  18. I think that he has been spun regarding his position on LGBT issues due to a few things his campaign did. The person to whom you refer is a gospel singer who 'converted' from 'being gay' (a concept I find baffling given my own opinions on the subject), and Obama did not remove him from the entertainers list. Perhaps I am, in turn, spinning it when I say that I think if he removed the guy from the bill of entertainers, he would have been telling someone who is none the less respected and enjoyed as an entertainer to take a hike because they disagreed. And most frequently what I see from Obama is that he is unwilling to shut out opposing points of view, that he takes them into consideration, but that he also has his own positions and they do not swing in the wind.
    His church (again, much-maligned and misunderstood) is one of the few branches of that church that actively supports ministering to the gay faith community. He spoke at the national conference of evangelicals in favor of better support for HIV/AIDS-affected communities and countries and told them that he felt contraception was a necessary part of ministering in all communities. That was not a friendly audience for those remarks, but in the end they were well-received. So I think he's used his voice and his skills of persuation in places where you wouldn't expect — that he spends less time preaching to the choir and more time preaching to the picketers. One of the things I admire him most for.

  19. Like MMB, I think he described a LOT of things about my home town (and others like it) very, very accurately, though in the "fell through" part he didn't go back quite far enough – should include both the Reagan and Carter administrations.I'm sure a lot of people in this neck of the woods are mad as hell at some of these remarks, but…. he was actually *in* my home town 2 weeks ago, and to be honest, you would probably get the same ideas that he expressed in the final sentence by driving down the main drag. Two serious problems that he didn't mention: alcoholism and drug abuse. (Heroin was the drug of choice up here in the mountains for a long, long time…)

  20. I grew up in small town Western PA, and I think he's totally right. It bothers me to no end that Hillary is playing this up – as though she's a woman of the people. She grew up in suburban Chicago and is from a wealthy family.
    I wish this campaign was over. 2 years of this crap is WAY too much
    .Amen, MMB!!! [from my seat in the middle of nowhere, Central PA]

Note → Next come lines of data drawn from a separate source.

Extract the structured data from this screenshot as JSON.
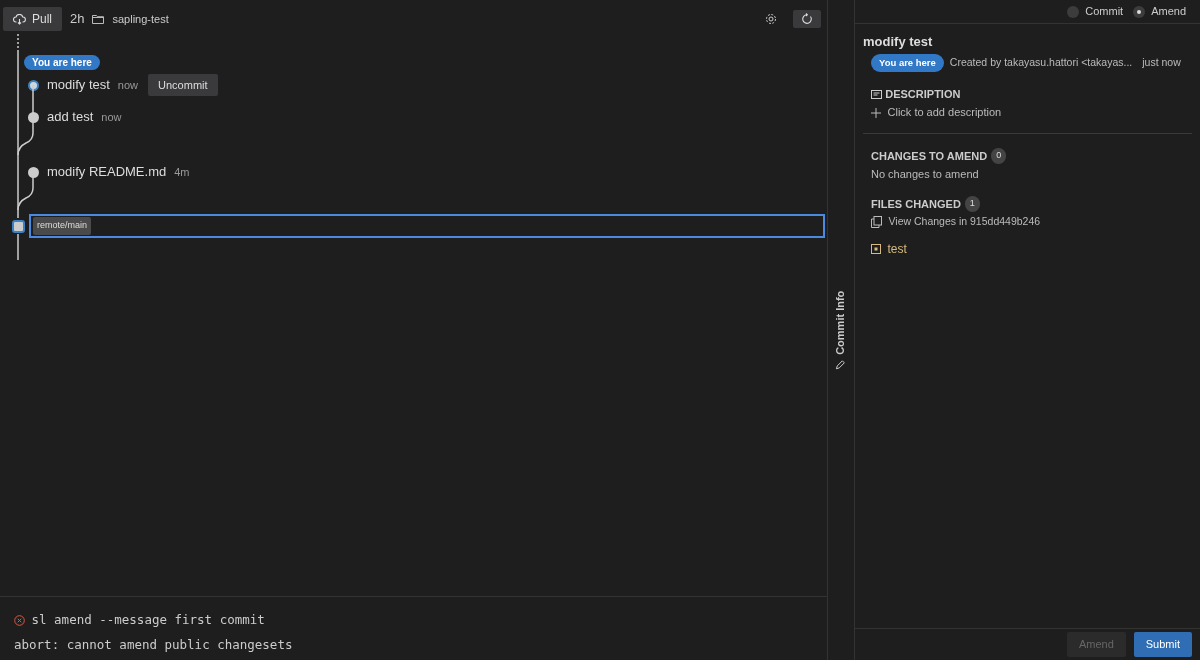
{
  "toolbar": {
    "pull_label": "Pull",
    "fetch_age": "2h",
    "repo": "sapling-test"
  },
  "commits": [
    {
      "kind": "draft",
      "title": "modify test",
      "time": "now",
      "current": true,
      "badge": "You are here",
      "action": "Uncommit"
    },
    {
      "kind": "draft",
      "title": "add test",
      "time": "now",
      "current": false
    },
    {
      "kind": "draft",
      "title": "modify README.md",
      "time": "4m",
      "current": false
    },
    {
      "kind": "public",
      "bookmark": "remote/main",
      "selected": true
    }
  ],
  "terminal": {
    "command": "sl amend --message first commit",
    "output": "abort: cannot amend public changesets",
    "failed": true
  },
  "side_tab": {
    "label": "Commit Info"
  },
  "commit_info": {
    "modes": [
      {
        "label": "Commit",
        "selected": false
      },
      {
        "label": "Amend",
        "selected": true
      }
    ],
    "title": "modify test",
    "badge": "You are here",
    "created_by": "Created by takayasu.hattori <takayas...",
    "time": "just now",
    "description_heading": "DESCRIPTION",
    "description_placeholder": "Click to add description",
    "changes_heading": "CHANGES TO AMEND",
    "changes_count": "0",
    "changes_empty": "No changes to amend",
    "files_heading": "FILES CHANGED",
    "files_count": "1",
    "view_changes": "View Changes in 915dd449b246",
    "files": [
      {
        "name": "test",
        "kind": "modified"
      }
    ],
    "buttons": [
      {
        "label": "Amend",
        "disabled": true
      },
      {
        "label": "Submit",
        "disabled": false
      }
    ]
  }
}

  21. Hi mariser. Yeah, i know — you've been in the neighborhood for a longgggg time. I enjoy your comments and unique perspective, although they are sometimes different than mine. I am not a Republican myself; everyone i grew up was and still is, tho. If i am a Conservative, it would lean to the Barry Goldwater/Libertarian side of things i suppose, although i'm pretty moderate on the social side of things. As long as someone isn't hurting others or infringing on another's rights, then there should be freedom to do what you want, right?I can understand you anger — the Democrats for years have said they stand for "the traditional blue collar worker" yet wouldn't be caught dead in a trailer park, tractor pull, Church potluck, or NASCAR event. Could you see stiff, wooden Gore at any of these events? or a Northeastern politio like Kerry, who, btw, had a lower grade at Harvard than W? Truth be told, i'll be voting for McCain, but i wouldn't take it too hard if Obama won. If Clinton wins, i'm checking on home prices in Mexico, which would be cheaper than moving to Canada. We'll see…

  22. Lots said here. I'll just pull a quote from The Simsons:"There's this great wasteland between New York and L.A. called America!"

Comments are closed.